Start of Records for processing
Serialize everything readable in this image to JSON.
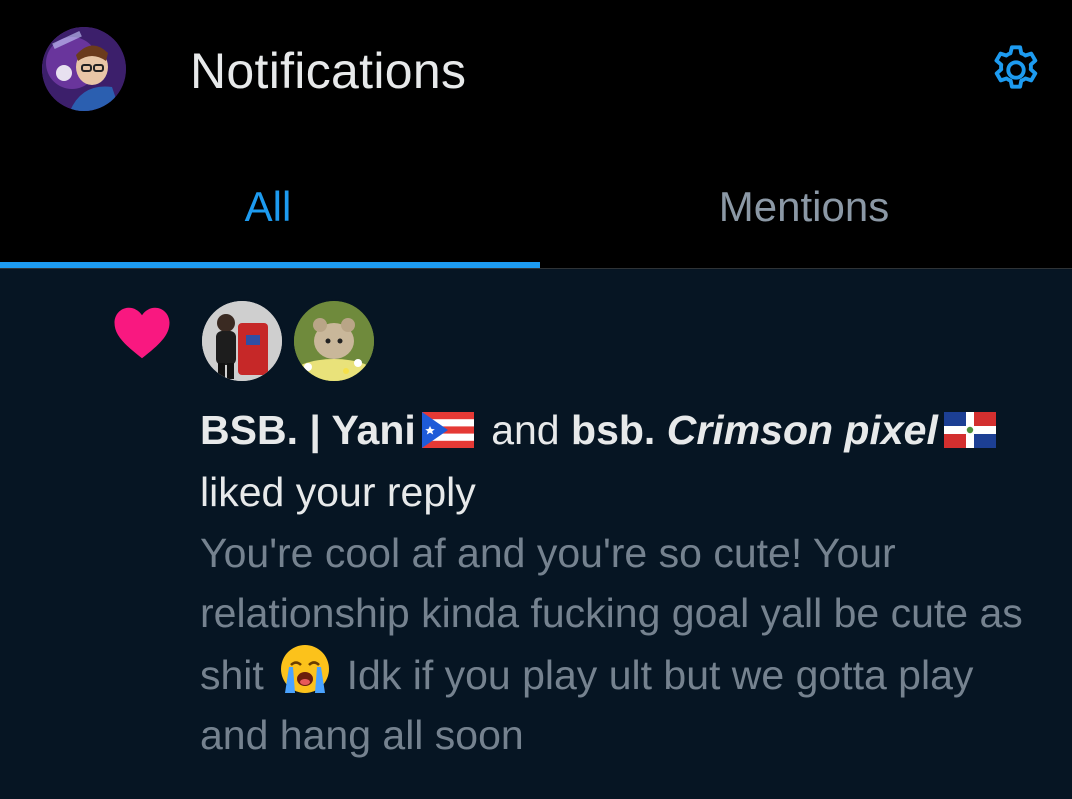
{
  "header": {
    "title": "Notifications",
    "avatar_icon": "user-avatar-icon",
    "settings_icon": "gear-icon"
  },
  "tabs": [
    {
      "label": "All",
      "active": true
    },
    {
      "label": "Mentions",
      "active": false
    }
  ],
  "colors": {
    "accent": "#1d9bf0",
    "like": "#f91880",
    "background": "#000000",
    "card_background": "#061523",
    "muted_text": "#75828f"
  },
  "notification": {
    "type_icon": "heart-icon",
    "user1": "BSB. | Yani",
    "user1_flag": "puerto-rico-flag-icon",
    "connector": "and",
    "user2_prefix": "bsb.",
    "user2_styled": "Crimson pixel",
    "user2_flag": "dominican-republic-flag-icon",
    "action": "liked your reply",
    "reply_part1": "You're cool af and you're so cute! Your relationship kinda fucking goal yall be cute as shit",
    "reply_emoji": "crying-face-emoji",
    "reply_part2": "Idk if you play ult but we gotta play and hang all soon"
  }
}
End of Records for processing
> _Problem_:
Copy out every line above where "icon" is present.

> _Finished task_:
    "avatar_icon": "user-avatar-icon",
    "settings_icon": "gear-icon"
    "type_icon": "heart-icon",
    "user1_flag": "puerto-rico-flag-icon",
    "user2_flag": "dominican-republic-flag-icon",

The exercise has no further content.